===== Supplied material

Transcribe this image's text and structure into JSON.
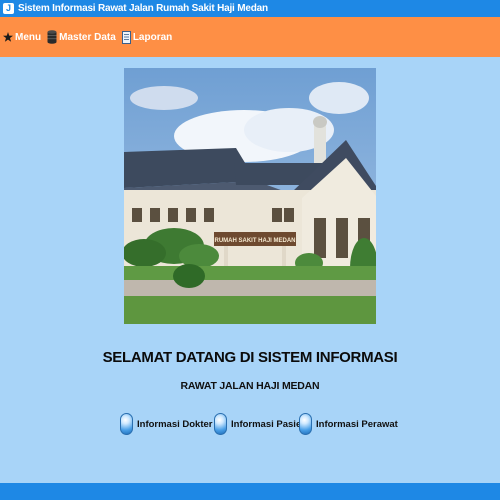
{
  "window": {
    "title": "Sistem Informasi Rawat Jalan Rumah Sakit Haji Medan"
  },
  "menubar": {
    "items": [
      {
        "label": "Menu",
        "icon": "star-icon"
      },
      {
        "label": "Master Data",
        "icon": "database-icon"
      },
      {
        "label": "Laporan",
        "icon": "document-icon"
      }
    ]
  },
  "hero": {
    "building_sign": "RUMAH SAKIT HAJI MEDAN"
  },
  "main": {
    "welcome_title": "SELAMAT DATANG DI SISTEM INFORMASI",
    "subtitle": "RAWAT JALAN HAJI MEDAN",
    "links": [
      {
        "label": "Informasi Dokter",
        "icon": "orb-icon"
      },
      {
        "label": "Informasi Pasien",
        "icon": "orb-icon"
      },
      {
        "label": "Informasi Perawat",
        "icon": "orb-icon"
      }
    ]
  },
  "colors": {
    "titlebar": "#1e88e5",
    "menubar": "#fe8f45",
    "background": "#a8d4f8"
  }
}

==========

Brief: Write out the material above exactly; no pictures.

Reply:
Transcribe this image's text and structure into JSON.
{
  "window": {
    "title": "Sistem Informasi Rawat Jalan Rumah Sakit Haji Medan"
  },
  "menubar": {
    "items": [
      {
        "label": "Menu",
        "icon": "star-icon"
      },
      {
        "label": "Master Data",
        "icon": "database-icon"
      },
      {
        "label": "Laporan",
        "icon": "document-icon"
      }
    ]
  },
  "hero": {
    "building_sign": "RUMAH SAKIT HAJI MEDAN"
  },
  "main": {
    "welcome_title": "SELAMAT DATANG DI SISTEM INFORMASI",
    "subtitle": "RAWAT JALAN HAJI MEDAN",
    "links": [
      {
        "label": "Informasi Dokter",
        "icon": "orb-icon"
      },
      {
        "label": "Informasi Pasien",
        "icon": "orb-icon"
      },
      {
        "label": "Informasi Perawat",
        "icon": "orb-icon"
      }
    ]
  },
  "colors": {
    "titlebar": "#1e88e5",
    "menubar": "#fe8f45",
    "background": "#a8d4f8"
  }
}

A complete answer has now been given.